**Entries supplied:**
BEGIN

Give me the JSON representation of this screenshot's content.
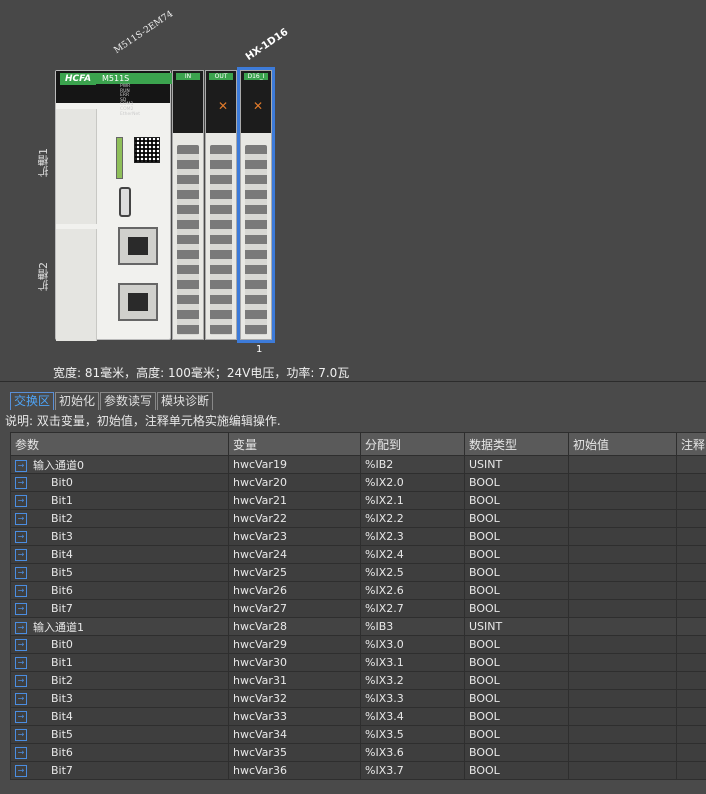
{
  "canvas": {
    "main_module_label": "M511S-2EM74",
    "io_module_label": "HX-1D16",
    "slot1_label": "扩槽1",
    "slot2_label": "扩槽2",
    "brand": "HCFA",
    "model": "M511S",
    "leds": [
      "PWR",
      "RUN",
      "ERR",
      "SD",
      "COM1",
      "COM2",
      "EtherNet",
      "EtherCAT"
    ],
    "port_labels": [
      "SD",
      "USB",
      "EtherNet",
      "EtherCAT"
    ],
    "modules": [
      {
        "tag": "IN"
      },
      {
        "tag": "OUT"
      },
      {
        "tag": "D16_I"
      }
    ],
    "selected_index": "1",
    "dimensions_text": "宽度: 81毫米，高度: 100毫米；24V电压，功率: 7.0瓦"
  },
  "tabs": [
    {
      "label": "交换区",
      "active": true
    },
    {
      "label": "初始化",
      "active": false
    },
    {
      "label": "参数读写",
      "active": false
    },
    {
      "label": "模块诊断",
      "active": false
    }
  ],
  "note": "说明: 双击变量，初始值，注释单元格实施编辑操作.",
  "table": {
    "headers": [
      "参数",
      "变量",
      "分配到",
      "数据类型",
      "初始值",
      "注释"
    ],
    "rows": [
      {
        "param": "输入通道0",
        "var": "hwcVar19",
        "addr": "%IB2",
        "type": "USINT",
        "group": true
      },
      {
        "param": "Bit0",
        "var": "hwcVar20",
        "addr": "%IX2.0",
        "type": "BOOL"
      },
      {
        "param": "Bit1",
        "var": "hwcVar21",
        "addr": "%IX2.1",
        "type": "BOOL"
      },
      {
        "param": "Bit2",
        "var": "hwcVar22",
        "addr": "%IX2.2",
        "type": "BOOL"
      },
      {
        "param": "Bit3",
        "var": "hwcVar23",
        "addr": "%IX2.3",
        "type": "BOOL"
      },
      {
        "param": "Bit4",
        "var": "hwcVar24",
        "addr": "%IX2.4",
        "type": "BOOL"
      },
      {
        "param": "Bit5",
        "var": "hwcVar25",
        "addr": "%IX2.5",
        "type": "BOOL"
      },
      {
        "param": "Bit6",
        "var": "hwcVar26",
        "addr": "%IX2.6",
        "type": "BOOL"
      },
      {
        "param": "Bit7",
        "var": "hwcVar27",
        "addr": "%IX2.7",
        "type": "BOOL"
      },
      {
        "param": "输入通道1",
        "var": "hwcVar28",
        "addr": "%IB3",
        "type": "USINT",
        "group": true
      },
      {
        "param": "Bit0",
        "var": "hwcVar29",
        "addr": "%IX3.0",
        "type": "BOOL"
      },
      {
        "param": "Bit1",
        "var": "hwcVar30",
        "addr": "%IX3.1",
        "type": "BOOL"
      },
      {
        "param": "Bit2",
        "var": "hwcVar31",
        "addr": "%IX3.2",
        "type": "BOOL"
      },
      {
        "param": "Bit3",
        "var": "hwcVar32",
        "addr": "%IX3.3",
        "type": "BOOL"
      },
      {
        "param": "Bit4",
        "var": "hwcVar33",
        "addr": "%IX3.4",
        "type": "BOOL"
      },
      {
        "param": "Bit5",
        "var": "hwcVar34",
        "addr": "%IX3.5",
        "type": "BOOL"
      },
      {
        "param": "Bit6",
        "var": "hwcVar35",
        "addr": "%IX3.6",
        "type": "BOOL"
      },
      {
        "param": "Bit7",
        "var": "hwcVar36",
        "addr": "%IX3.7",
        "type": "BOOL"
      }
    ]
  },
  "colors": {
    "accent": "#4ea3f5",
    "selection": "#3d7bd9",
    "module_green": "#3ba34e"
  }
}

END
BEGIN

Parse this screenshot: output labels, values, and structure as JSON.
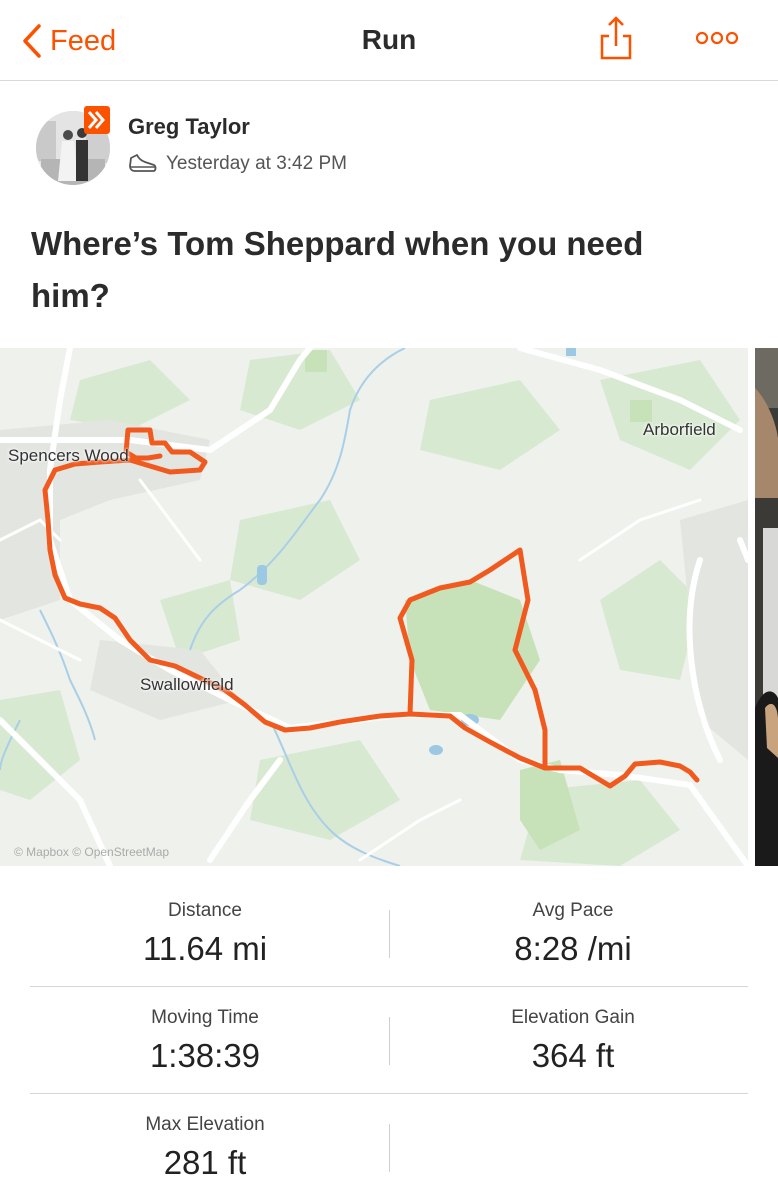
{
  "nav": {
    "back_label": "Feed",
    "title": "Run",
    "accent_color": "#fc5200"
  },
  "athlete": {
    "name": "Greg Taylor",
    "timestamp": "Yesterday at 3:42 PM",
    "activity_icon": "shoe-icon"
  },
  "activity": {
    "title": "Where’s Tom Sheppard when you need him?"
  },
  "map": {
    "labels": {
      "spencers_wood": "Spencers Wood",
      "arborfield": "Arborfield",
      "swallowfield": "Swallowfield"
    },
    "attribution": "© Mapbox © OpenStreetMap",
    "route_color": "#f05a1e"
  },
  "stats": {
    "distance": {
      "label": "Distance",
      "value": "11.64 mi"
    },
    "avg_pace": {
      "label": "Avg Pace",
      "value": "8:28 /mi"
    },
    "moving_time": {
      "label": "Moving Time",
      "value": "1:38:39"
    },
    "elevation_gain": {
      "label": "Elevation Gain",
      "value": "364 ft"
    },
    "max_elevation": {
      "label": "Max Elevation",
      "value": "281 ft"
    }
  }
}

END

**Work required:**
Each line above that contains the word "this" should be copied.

**Completed task:**
Give me the JSON representation of this screenshot's content.
Parse this screenshot: output labels, values, and structure as JSON.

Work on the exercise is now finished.